§ DATA TO USE
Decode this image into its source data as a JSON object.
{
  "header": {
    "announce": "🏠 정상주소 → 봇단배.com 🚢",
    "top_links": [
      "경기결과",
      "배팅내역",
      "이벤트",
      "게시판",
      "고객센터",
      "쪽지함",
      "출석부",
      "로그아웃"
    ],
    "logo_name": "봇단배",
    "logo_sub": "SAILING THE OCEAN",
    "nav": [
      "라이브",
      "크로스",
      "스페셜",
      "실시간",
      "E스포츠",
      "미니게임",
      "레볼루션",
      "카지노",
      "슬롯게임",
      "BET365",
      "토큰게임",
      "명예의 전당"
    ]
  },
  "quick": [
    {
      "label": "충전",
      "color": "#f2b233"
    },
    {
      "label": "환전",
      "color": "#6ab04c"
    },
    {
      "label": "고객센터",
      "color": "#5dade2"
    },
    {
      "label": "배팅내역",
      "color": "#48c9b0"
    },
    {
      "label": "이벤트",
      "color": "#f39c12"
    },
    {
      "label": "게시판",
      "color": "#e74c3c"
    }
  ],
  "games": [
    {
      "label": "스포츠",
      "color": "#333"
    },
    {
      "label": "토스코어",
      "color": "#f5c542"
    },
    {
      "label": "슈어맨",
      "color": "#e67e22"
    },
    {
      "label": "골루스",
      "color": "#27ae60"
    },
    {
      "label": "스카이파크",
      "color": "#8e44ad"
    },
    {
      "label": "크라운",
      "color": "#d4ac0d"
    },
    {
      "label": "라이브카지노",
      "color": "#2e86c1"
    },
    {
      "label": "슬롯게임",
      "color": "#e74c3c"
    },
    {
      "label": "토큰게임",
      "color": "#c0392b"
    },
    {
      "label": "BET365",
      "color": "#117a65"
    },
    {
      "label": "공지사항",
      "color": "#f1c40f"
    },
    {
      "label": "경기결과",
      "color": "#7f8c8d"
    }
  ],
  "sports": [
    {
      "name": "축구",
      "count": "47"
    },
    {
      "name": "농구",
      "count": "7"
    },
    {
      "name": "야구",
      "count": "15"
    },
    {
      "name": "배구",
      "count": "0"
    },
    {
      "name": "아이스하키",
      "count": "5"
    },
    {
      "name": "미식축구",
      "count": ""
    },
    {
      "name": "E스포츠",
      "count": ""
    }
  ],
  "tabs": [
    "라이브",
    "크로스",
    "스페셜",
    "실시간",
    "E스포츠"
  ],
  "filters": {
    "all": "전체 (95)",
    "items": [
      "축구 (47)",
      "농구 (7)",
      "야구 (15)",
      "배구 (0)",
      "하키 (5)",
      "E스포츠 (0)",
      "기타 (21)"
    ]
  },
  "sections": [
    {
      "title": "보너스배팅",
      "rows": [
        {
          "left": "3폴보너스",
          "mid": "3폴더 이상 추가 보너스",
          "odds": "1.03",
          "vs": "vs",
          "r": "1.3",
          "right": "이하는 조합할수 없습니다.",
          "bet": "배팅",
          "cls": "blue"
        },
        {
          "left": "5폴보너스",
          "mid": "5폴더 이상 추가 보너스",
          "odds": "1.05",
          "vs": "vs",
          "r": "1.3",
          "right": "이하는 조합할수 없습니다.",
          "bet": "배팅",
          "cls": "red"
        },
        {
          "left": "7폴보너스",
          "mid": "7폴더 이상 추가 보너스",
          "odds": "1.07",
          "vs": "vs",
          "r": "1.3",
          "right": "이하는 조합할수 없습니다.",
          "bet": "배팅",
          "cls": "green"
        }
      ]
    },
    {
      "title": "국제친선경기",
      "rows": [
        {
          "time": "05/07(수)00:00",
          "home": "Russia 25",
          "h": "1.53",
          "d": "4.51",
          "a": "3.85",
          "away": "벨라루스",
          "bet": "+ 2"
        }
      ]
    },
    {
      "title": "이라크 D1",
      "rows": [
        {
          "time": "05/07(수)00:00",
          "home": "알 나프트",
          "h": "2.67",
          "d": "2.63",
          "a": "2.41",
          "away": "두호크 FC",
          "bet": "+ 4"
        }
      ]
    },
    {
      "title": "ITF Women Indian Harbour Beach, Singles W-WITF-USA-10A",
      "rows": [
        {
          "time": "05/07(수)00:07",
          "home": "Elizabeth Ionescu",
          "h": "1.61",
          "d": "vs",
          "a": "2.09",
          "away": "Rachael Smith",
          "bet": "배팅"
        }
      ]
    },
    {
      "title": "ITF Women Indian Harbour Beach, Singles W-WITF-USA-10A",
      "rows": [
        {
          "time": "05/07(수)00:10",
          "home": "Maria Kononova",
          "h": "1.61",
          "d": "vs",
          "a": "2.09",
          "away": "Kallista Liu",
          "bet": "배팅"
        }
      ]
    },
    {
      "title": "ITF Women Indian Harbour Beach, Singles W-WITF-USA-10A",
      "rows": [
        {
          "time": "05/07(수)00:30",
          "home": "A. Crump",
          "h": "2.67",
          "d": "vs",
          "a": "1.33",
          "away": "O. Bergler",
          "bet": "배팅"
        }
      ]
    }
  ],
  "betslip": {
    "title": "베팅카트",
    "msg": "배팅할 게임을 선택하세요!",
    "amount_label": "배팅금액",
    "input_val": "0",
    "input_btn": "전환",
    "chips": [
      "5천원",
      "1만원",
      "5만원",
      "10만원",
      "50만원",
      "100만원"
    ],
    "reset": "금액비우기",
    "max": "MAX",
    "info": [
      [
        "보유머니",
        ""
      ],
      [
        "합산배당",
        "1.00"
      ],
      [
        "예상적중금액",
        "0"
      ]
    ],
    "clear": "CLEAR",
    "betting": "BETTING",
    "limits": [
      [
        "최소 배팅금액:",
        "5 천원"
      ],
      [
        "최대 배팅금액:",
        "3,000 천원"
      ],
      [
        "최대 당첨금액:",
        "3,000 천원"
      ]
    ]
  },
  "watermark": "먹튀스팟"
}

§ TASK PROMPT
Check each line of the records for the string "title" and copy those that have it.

§ RESPONSE TO THIS TASK
      "title": "보너스배팅",
      "title": "국제친선경기",
      "title": "이라크 D1",
      "title": "ITF Women Indian Harbour Beach, Singles W-WITF-USA-10A",
      "title": "ITF Women Indian Harbour Beach, Singles W-WITF-USA-10A",
      "title": "ITF Women Indian Harbour Beach, Singles W-WITF-USA-10A",
    "title": "베팅카트",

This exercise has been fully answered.